* What is expected *
Which lines of the entries hold the string "Oeschinen"? Copy each one.
'''
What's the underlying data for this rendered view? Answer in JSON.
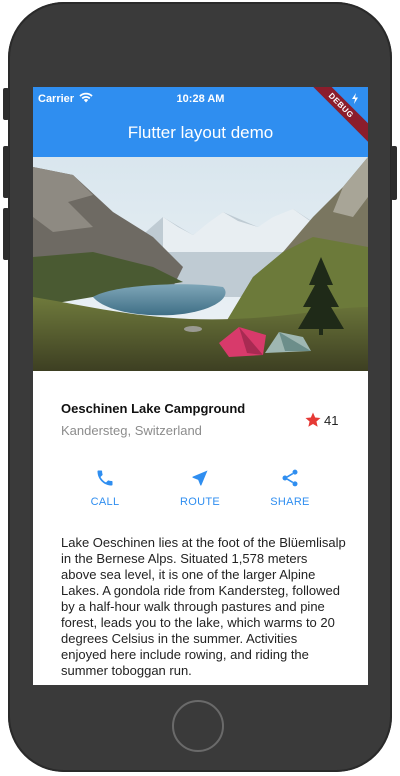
{
  "status_bar": {
    "carrier": "Carrier",
    "time": "10:28 AM"
  },
  "app_bar": {
    "title": "Flutter layout demo",
    "debug_banner": "DEBUG",
    "color": "#2f8ef0"
  },
  "place": {
    "name": "Oeschinen Lake Campground",
    "location": "Kandersteg, Switzerland",
    "star_count": "41",
    "star_color": "#e53935"
  },
  "actions": [
    {
      "label": "CALL",
      "icon": "phone-icon"
    },
    {
      "label": "ROUTE",
      "icon": "near-me-icon"
    },
    {
      "label": "SHARE",
      "icon": "share-icon"
    }
  ],
  "description": "Lake Oeschinen lies at the foot of the Blüemlisalp in the Bernese Alps. Situated 1,578 meters above sea level, it is one of the larger Alpine Lakes. A gondola ride from Kandersteg, followed by a half-hour walk through pastures and pine forest, leads you to the lake, which warms to 20 degrees Celsius in the summer. Activities enjoyed here include rowing, and riding the summer toboggan run."
}
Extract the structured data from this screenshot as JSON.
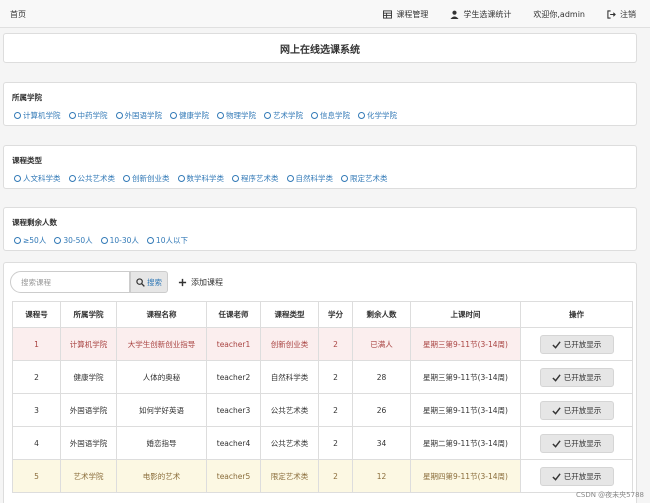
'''
* Answer to the exercise *
    "name": "Oeschinen Lake Campground",
  "description": "Lake Oeschinen lies at the foot of the Blüemlisalp in the Bernese Alps. Situated 1,578 meters above sea level, it is one of the larger Alpine Lakes. A gondola ride from Kandersteg, followed by a half-hour walk through pastures and pine forest, leads you to the lake, which warms to 20 degrees Celsius in the summer. Activities enjoyed here include rowing, and riding the summer toboggan run."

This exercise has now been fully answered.